LAS VEGAS, NEVADA, U.S. — The grain-based foods industry has seen constant change during the five years of Ardent Mills’ existence. To keep up with that change, the company is creating a chief growth officer position.

“This role will be driving innovation in the organization, be very customer focused in finding ways to work with our customers and help our customers and shift the way we think about even how we lead at Ardent Mills and the structure of our organization,” said Dan Dye, chief executive officer, in a Sept. 9 media briefing at the International Baking Industry Exposition in Las Vegas. “So we will be shifting toward being more innovative, being more agile, being more customer focused.”

Denver, Colorado, U.S.-based Ardent Mills plans to make an external hire to bring different views into the company, he said.

 “We feel that we need new perspectives, fresh looks,” Dye said. “We have tremendous people, outstanding people, and this will just complement the great people we have at Ardent Mills.”

Ardent Mills was formed as a joint venture between CHS, Conagra Brands (then ConAgra Foods) and Cargill in 2014. Gluten-free was expanding as a category five years ago, and now other trends have emerged.

“We recognize we have a need for almost constant innovation,” Dye said.

With flour demand flat to declining slightly, Ardent Mills seeks to find pockets of growth for both the company and its customers, he said. To do so, Ardent Mills has expanded in ancient grains. Working with quinoa growers in Colorado gives bakers a domestic source and allows farmers to save on water.
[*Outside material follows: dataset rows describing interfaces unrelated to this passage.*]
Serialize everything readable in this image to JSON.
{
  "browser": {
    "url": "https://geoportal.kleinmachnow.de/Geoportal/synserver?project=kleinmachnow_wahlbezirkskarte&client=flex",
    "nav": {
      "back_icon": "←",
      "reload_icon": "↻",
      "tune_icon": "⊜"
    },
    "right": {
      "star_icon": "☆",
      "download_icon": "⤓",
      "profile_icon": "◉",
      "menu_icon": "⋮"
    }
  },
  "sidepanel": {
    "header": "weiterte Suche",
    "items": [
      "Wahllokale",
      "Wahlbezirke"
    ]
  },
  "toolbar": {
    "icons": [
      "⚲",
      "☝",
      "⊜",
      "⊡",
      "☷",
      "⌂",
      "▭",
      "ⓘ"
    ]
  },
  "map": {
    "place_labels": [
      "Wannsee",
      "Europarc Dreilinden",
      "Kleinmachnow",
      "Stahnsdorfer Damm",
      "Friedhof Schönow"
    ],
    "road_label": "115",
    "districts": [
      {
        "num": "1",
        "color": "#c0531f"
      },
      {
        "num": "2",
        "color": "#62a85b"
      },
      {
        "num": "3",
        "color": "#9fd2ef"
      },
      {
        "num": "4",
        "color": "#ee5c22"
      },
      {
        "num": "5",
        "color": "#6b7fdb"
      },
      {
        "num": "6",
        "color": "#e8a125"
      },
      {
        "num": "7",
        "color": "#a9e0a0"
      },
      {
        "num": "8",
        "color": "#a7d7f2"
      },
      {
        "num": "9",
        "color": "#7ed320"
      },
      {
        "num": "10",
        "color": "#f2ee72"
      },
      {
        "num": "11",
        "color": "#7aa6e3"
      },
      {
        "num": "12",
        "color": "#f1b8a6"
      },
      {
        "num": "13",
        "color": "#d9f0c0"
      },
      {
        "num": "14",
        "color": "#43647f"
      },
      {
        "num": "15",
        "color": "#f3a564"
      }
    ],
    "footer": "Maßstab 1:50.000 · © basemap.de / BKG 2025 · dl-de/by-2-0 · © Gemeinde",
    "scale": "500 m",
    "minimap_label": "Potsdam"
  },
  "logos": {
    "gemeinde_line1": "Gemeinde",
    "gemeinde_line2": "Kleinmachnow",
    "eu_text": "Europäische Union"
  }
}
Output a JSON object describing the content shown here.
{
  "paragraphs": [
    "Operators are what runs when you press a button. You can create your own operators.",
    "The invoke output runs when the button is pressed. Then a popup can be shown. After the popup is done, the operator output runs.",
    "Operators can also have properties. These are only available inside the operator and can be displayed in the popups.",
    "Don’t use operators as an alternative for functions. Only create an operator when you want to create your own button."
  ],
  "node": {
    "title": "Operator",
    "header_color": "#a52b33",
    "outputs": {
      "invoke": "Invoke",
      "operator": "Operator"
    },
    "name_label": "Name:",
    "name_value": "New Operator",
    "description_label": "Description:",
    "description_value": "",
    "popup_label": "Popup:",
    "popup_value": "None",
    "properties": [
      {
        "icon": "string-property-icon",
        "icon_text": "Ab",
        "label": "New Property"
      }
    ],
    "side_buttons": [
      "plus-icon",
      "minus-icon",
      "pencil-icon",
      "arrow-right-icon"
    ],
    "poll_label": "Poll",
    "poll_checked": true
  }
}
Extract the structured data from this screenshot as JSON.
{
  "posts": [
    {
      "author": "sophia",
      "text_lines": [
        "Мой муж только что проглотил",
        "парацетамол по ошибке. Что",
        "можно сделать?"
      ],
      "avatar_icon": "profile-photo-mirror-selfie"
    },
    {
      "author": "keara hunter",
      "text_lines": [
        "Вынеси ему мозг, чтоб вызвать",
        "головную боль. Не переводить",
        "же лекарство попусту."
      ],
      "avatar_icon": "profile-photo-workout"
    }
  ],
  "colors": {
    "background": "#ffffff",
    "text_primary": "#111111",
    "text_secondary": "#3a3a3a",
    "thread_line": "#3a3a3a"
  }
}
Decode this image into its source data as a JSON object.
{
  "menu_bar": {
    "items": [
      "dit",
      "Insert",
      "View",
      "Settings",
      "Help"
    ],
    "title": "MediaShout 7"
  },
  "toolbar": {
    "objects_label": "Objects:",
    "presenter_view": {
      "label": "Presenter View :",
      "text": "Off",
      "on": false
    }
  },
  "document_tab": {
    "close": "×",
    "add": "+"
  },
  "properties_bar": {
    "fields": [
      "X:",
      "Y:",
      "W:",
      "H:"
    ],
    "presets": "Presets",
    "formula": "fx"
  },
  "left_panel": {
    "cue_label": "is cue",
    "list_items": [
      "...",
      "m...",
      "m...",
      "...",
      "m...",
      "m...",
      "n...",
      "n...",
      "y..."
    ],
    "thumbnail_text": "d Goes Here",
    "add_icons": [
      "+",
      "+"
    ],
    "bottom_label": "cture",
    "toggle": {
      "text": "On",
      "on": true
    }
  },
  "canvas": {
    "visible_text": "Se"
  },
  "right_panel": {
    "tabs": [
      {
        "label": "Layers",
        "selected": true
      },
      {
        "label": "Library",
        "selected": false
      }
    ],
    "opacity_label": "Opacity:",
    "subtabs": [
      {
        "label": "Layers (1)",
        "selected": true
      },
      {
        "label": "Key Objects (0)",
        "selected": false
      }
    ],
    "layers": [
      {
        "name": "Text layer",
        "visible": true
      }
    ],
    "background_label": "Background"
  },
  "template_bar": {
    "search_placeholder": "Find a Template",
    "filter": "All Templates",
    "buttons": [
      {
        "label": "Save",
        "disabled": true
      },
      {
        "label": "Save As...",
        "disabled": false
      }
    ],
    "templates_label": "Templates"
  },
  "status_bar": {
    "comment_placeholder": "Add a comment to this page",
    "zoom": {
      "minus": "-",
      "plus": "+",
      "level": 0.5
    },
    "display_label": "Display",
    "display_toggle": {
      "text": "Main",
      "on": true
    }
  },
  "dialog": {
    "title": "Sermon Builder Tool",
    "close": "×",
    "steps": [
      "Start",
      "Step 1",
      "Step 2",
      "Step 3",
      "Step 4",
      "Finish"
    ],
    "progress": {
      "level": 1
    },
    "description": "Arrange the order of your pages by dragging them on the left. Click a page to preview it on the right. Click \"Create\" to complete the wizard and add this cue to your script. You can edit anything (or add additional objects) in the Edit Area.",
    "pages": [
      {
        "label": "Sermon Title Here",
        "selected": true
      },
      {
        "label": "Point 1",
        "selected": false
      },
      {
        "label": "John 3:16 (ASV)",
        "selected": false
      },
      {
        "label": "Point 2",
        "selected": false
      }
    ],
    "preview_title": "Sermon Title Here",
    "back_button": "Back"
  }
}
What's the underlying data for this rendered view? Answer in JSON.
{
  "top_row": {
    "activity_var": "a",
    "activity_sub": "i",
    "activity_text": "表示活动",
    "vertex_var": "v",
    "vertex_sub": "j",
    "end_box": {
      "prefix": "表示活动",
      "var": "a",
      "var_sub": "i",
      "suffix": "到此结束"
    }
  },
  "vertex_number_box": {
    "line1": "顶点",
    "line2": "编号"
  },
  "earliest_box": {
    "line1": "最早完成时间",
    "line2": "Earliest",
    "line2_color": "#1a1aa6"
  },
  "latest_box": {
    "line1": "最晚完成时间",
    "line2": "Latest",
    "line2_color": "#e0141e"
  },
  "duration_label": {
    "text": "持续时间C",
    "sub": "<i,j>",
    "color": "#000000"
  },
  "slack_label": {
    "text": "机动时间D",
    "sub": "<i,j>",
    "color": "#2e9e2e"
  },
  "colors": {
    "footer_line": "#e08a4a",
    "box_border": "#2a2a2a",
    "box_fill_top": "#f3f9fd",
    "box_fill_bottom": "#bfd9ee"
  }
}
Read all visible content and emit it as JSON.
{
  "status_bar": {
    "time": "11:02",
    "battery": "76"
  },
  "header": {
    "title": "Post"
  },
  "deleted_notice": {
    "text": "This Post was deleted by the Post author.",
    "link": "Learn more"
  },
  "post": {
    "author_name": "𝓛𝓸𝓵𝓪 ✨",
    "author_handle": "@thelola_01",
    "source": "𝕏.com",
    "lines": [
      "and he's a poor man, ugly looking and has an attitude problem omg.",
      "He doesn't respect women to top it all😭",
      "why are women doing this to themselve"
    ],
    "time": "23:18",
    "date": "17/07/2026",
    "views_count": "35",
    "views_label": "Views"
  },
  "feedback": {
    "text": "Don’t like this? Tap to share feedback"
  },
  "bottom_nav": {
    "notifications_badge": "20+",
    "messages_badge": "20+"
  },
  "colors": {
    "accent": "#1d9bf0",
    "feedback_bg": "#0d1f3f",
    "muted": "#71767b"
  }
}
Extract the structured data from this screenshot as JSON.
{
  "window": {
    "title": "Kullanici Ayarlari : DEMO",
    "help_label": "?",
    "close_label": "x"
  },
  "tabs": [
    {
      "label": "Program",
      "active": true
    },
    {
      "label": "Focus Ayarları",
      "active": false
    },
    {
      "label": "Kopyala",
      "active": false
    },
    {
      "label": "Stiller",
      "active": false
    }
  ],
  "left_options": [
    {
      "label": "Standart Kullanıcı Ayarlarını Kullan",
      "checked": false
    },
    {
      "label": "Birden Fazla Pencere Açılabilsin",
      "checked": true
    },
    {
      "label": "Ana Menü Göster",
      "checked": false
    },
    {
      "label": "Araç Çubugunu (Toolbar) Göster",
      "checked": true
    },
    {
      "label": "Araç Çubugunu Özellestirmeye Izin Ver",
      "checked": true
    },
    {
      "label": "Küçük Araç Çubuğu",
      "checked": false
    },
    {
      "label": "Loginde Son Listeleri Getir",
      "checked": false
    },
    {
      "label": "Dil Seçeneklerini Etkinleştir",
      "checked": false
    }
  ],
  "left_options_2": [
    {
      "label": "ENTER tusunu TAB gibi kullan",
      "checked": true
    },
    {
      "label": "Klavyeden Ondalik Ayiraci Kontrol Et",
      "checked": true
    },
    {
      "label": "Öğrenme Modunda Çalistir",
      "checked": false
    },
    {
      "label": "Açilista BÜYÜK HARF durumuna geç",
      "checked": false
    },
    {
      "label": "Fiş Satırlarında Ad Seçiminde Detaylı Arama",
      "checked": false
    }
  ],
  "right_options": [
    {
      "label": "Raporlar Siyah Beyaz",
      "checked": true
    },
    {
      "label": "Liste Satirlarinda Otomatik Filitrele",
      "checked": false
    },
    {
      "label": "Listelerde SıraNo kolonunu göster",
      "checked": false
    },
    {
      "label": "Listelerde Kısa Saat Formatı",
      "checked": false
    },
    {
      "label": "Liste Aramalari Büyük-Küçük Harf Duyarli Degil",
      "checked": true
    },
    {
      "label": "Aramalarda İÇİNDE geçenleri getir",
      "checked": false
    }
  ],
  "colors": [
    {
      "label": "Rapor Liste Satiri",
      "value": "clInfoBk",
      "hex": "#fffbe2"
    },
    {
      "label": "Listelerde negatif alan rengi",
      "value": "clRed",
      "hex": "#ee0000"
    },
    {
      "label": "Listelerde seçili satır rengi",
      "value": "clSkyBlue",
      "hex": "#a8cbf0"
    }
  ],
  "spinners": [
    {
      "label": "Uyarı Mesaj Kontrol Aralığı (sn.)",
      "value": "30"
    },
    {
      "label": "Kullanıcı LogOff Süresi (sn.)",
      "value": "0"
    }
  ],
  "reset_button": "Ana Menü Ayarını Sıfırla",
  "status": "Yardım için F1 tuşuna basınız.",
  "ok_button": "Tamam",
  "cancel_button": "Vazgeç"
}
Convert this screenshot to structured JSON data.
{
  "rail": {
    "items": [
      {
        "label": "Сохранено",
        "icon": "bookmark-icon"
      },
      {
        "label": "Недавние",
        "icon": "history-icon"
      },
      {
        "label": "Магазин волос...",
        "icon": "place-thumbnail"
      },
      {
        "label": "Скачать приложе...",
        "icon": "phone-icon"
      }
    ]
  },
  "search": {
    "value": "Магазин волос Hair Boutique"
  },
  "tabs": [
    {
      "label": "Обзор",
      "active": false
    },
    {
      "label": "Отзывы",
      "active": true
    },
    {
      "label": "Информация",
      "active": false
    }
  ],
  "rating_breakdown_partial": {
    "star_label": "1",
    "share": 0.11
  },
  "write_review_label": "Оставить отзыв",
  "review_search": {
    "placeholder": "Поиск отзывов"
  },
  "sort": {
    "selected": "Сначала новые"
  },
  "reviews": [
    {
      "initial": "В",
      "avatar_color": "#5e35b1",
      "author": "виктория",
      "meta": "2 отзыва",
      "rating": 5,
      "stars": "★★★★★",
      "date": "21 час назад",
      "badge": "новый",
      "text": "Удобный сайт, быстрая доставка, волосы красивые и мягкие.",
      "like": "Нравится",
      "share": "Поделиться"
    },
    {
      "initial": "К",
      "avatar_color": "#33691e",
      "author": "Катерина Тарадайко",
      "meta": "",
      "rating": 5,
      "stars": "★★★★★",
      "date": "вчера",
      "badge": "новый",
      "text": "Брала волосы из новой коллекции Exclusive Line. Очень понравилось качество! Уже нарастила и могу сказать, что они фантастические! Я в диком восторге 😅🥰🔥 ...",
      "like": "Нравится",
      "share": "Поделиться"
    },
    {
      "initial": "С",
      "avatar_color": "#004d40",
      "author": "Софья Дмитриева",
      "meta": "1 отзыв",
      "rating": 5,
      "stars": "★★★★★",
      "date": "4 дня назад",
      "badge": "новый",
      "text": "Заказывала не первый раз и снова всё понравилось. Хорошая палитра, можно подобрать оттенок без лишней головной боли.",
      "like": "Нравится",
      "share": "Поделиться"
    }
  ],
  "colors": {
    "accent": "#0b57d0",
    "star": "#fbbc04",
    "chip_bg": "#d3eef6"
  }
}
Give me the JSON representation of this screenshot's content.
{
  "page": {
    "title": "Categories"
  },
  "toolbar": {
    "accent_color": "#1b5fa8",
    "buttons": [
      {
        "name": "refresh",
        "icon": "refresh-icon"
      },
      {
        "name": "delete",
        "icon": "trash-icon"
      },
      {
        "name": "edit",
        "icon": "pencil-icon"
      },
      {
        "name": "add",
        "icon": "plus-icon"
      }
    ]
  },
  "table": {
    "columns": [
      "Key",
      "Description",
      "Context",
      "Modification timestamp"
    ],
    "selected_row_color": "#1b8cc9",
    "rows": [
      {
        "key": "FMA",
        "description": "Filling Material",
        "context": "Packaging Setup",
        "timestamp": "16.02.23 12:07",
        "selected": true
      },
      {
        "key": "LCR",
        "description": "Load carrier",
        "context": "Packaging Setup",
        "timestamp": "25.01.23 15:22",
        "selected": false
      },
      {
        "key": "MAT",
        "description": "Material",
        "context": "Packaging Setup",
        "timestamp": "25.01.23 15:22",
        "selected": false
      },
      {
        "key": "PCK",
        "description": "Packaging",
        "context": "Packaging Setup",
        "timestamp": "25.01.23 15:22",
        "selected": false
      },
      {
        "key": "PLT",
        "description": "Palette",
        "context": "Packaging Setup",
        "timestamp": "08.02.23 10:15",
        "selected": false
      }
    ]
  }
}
“Water is a big issue in Colorado,” Dye said. “It’s a big issue in the nation, but it’s in the spotlight in Colorado. Quinoa uses significantly less water than corn or some other plants.”

Dan Dye, Ardent Mills, chief executive officer. Photo courtesy of Ardent Mills.

 Ardent Mills has become involved in heirloom wheat varieties like white Sonora and spelt and in pulses like chickpeas. The company has expanded in whole wheat flours and organic wheat flour as well as world flours like semolina and Neapolitan-style, Dye said.

The Annex by Ardent Mills, a new business unit founded in 2018, focuses specifically in the specialty area.

“The Annex in particular has opened the door to a whole new group of customers that we weren’t even thinking about five years ago,” Dye said. “They tend to be smaller, niche players but with room to grow. The volume on these products is generally smaller, but you can help those customers grow. We’ve seen some who went from one local bakery to three bakeries to, in some cases, a broader reach to other states and then nationally.”

Dye was asked what future trends might be discussed at the next IBIE in 2022.

“One, we’ll be talking about things that none of us in our wildest imagination would have thought about: something different, something that has emerged,” Dye said. “We don’t know what it will be, but it will be different.”

He said he expects customized or specialized food solutions to become more prominent while plant-based foods will evolve. Ardent Mills is working on a zero net-carb approach in which dietary fiber offsets the negative effects of other carbohydrates.

“I think we’ll have some new ways of bringing flour and grain-based foods to the market (in 2022),” Dye said. “Because I think people love bread. They love grain-based foods, and there is so much we can do with our products that have been around for a long time but continue to evolve and change.”